10 Questions for Grantchester novelist and Radio 4 arts boss James Runcie

James Runcie (Alamy Iamges)
James Runcie (Alamy Iamges)

EDINBURGH-BASED James Runcie is Radio 4’s Commissioning Editor For Arts. He curates book festivals, is a playwright, the son of a former Archbishop Of Canterbury, and he even finds time to write the Grantchester novels which became a hit TV series starring James Norton and Robson Green.

The final Grantchester Mysteries book, Sydney Chambers And The Persistence Of Love, has just been published.

Why stop the Grantchester books now?

It finishes in the pre-Thatcher ’70s when forensics took off. I mean, who needs an amateur detective when you have science?

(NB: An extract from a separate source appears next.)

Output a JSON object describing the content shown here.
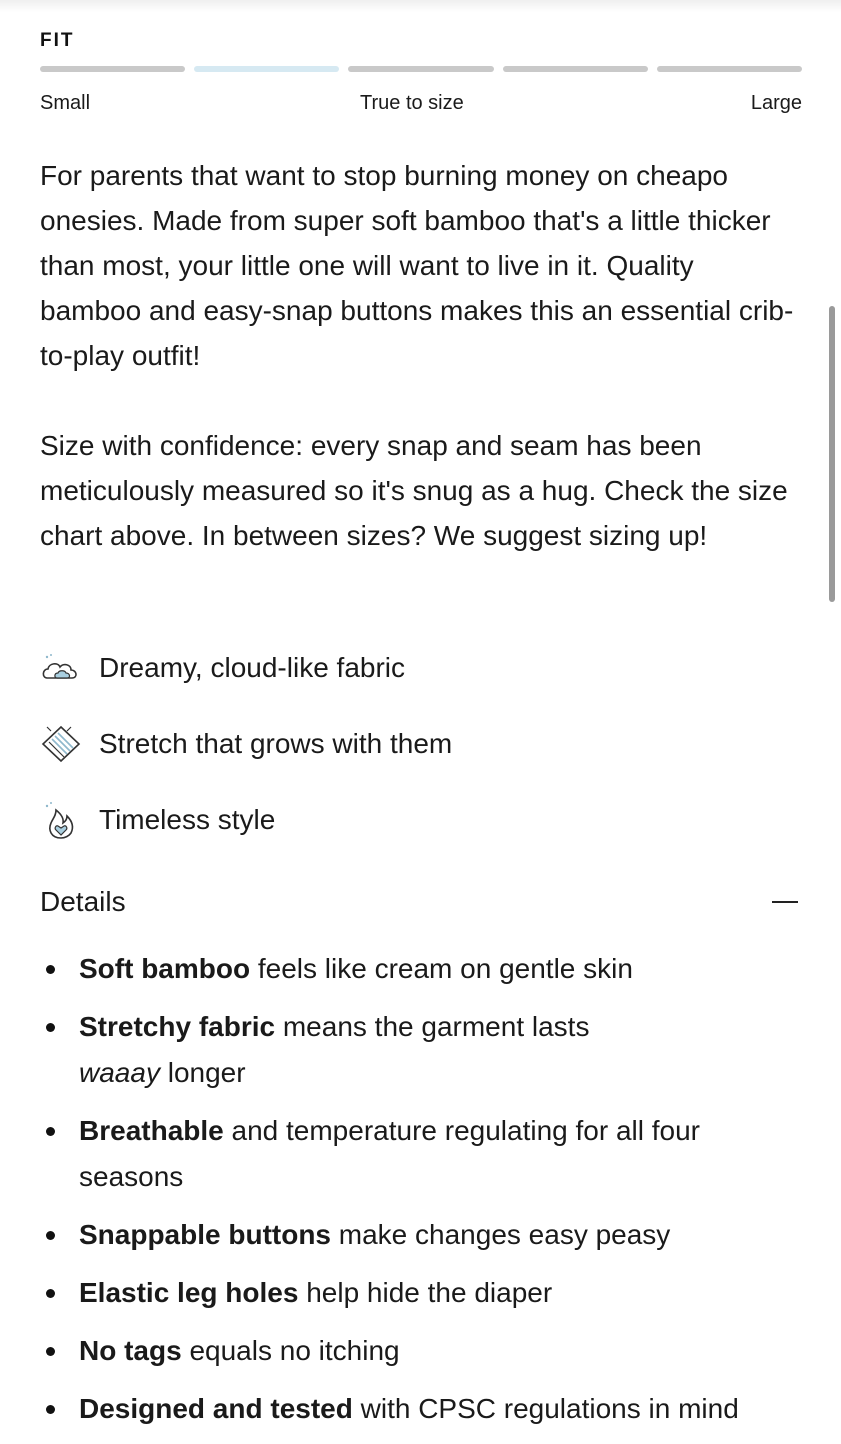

Also, how many more people could I kill off?

Do you regret not spinning it out a bit more?

No. I’ll miss Sydney, but I’m now writing a book about his war before he became a vicar. Maybe I’ll do a casebook one day.

Do religion and showbiz go well together?

The clergy hate me saying this, but they don’t quite fit in, so vicars enjoy being the centre of attention. Lots of their children go into showbiz as a way of showing off without the faith bit.

Does the TV depiction live up to your expectations?

I hadn’t expected a vicar quite so sexy. Also, unlike on TV, he’s married in the books – which is important to me.

Robson Green in Grantchester (KUDOS/ITV)
Robson Green in Grantchester (KUDOS/ITV)

Do the characters look as they did in your mind?

The only actor I had slightly in mind was Robson Green. All my female friends think I based Amanda on them, but I didn’t.

Are Book festivals a bit pretentious?

They can be. A writer told me he was going to read his book out loud for 50 minutes. No – I step in when it gets pompous.

Why live in Edinburgh?

I’m a WILLIE – Works In London, Lives In Edinburgh. I can recite the train announcements by heart. Edinburgh is a great place to be on your own, and I can keep myself to myself here.

As Radio 4’s Arts boss, does the south dominate?

Arts coverage tends to be white, privileged and Southern, so I’m determined to move away from that. I want all of Britain, the country I see on those train journeys, represented.

How’s the playwriting going?

I’ve just done my second Dr Johnson play in Glasgow. I may sound English but my family’s from Kilmarnock, and he was rude about Scotland, so it was full of banter about us answering back.

You have 24 hours left to live. How do you spend it?

With my wife on the island of Torcello in Venice. Just the two of us. After that I have vague thoughts about the hereafter but I really don’t know what I’m talking about (laughs.)